__What needs to be done__. Restate all of the data exactly.

__Entries shown__.
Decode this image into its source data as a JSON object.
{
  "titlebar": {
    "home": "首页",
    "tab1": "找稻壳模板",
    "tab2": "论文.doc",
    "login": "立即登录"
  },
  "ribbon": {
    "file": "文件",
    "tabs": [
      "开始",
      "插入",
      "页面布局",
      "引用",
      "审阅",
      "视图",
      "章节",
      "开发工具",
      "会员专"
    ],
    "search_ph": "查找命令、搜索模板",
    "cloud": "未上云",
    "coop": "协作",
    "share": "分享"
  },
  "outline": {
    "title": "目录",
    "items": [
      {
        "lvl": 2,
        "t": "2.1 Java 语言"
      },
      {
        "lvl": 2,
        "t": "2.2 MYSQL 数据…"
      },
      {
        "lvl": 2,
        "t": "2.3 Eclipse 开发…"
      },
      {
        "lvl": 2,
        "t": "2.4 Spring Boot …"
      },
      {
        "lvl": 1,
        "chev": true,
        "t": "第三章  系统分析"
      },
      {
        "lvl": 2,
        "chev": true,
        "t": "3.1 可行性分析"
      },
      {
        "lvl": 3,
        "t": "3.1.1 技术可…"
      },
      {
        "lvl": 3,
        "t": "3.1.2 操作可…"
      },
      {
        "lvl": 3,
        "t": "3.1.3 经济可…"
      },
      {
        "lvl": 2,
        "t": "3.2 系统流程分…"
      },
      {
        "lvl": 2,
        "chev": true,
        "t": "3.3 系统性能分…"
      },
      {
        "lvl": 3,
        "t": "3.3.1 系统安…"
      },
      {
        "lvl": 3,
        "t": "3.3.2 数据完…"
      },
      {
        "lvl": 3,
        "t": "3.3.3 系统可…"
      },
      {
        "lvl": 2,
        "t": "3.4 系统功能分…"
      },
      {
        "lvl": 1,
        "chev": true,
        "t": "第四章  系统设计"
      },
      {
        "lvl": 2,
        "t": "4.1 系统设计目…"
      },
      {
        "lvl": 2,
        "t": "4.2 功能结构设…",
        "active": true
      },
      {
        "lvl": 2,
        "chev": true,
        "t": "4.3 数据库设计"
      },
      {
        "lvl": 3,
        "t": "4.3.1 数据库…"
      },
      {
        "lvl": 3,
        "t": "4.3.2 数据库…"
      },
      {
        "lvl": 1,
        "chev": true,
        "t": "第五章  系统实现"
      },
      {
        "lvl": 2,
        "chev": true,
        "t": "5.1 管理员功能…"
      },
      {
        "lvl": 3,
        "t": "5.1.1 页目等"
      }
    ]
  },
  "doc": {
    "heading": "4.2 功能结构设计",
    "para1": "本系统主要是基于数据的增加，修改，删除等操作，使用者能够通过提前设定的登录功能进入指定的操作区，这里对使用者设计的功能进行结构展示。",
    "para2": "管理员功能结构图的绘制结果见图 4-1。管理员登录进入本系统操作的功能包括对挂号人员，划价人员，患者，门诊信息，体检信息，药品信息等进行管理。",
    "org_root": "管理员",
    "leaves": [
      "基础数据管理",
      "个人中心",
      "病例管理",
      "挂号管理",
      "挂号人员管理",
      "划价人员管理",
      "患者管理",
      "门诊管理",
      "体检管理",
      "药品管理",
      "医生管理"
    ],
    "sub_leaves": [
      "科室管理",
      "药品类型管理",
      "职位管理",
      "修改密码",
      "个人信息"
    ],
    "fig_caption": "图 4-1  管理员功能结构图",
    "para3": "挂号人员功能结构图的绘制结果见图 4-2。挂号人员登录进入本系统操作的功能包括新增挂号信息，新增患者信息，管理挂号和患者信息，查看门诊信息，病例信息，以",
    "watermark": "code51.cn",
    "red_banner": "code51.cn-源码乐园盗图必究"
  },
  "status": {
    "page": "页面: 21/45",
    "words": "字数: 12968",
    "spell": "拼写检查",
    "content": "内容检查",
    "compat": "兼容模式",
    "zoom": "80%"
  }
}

__Problem solution__.
Decode this image into its source data as a JSON object.
{
  "titlebar": {
    "home": "首页",
    "tab1": "找稻壳模板",
    "tab2": "论文.doc",
    "login": "立即登录"
  },
  "ribbon": {
    "file": "文件",
    "tabs": [
      "开始",
      "插入",
      "页面布局",
      "引用",
      "审阅",
      "视图",
      "章节",
      "开发工具",
      "会员专"
    ],
    "search_ph": "查找命令、搜索模板",
    "cloud": "未上云",
    "coop": "协作",
    "share": "分享"
  },
  "outline": {
    "title": "目录",
    "items": [
      {
        "lvl": 2,
        "t": "2.1 Java 语言"
      },
      {
        "lvl": 2,
        "t": "2.2 MYSQL 数据…"
      },
      {
        "lvl": 2,
        "t": "2.3 Eclipse 开发…"
      },
      {
        "lvl": 2,
        "t": "2.4 Spring Boot …"
      },
      {
        "lvl": 1,
        "chev": true,
        "t": "第三章  系统分析"
      },
      {
        "lvl": 2,
        "chev": true,
        "t": "3.1 可行性分析"
      },
      {
        "lvl": 3,
        "t": "3.1.1 技术可…"
      },
      {
        "lvl": 3,
        "t": "3.1.2 操作可…"
      },
      {
        "lvl": 3,
        "t": "3.1.3 经济可…"
      },
      {
        "lvl": 2,
        "t": "3.2 系统流程分…"
      },
      {
        "lvl": 2,
        "chev": true,
        "t": "3.3 系统性能分…"
      },
      {
        "lvl": 3,
        "t": "3.3.1 系统安…"
      },
      {
        "lvl": 3,
        "t": "3.3.2 数据完…"
      },
      {
        "lvl": 3,
        "t": "3.3.3 系统可…"
      },
      {
        "lvl": 2,
        "t": "3.4 系统功能分…"
      },
      {
        "lvl": 1,
        "chev": true,
        "t": "第四章  系统设计"
      },
      {
        "lvl": 2,
        "t": "4.1 系统设计目…"
      },
      {
        "lvl": 2,
        "t": "4.2 功能结构设…",
        "active": true
      },
      {
        "lvl": 2,
        "chev": true,
        "t": "4.3 数据库设计"
      },
      {
        "lvl": 3,
        "t": "4.3.1 数据库…"
      },
      {
        "lvl": 3,
        "t": "4.3.2 数据库…"
      },
      {
        "lvl": 1,
        "chev": true,
        "t": "第五章  系统实现"
      },
      {
        "lvl": 2,
        "chev": true,
        "t": "5.1 管理员功能…"
      },
      {
        "lvl": 3,
        "t": "5.1.1 页目等"
      }
    ]
  },
  "doc": {
    "heading": "4.2 功能结构设计",
    "para1": "本系统主要是基于数据的增加，修改，删除等操作，使用者能够通过提前设定的登录功能进入指定的操作区，这里对使用者设计的功能进行结构展示。",
    "para2": "管理员功能结构图的绘制结果见图 4-1。管理员登录进入本系统操作的功能包括对挂号人员，划价人员，患者，门诊信息，体检信息，药品信息等进行管理。",
    "org_root": "管理员",
    "leaves": [
      "基础数据管理",
      "个人中心",
      "病例管理",
      "挂号管理",
      "挂号人员管理",
      "划价人员管理",
      "患者管理",
      "门诊管理",
      "体检管理",
      "药品管理",
      "医生管理"
    ],
    "sub_leaves": [
      "科室管理",
      "药品类型管理",
      "职位管理",
      "修改密码",
      "个人信息"
    ],
    "fig_caption": "图 4-1  管理员功能结构图",
    "para3": "挂号人员功能结构图的绘制结果见图 4-2。挂号人员登录进入本系统操作的功能包括新增挂号信息，新增患者信息，管理挂号和患者信息，查看门诊信息，病例信息，以",
    "watermark": "code51.cn",
    "red_banner": "code51.cn-源码乐园盗图必究"
  },
  "status": {
    "page": "页面: 21/45",
    "words": "字数: 12968",
    "spell": "拼写检查",
    "content": "内容检查",
    "compat": "兼容模式",
    "zoom": "80%"
  }
}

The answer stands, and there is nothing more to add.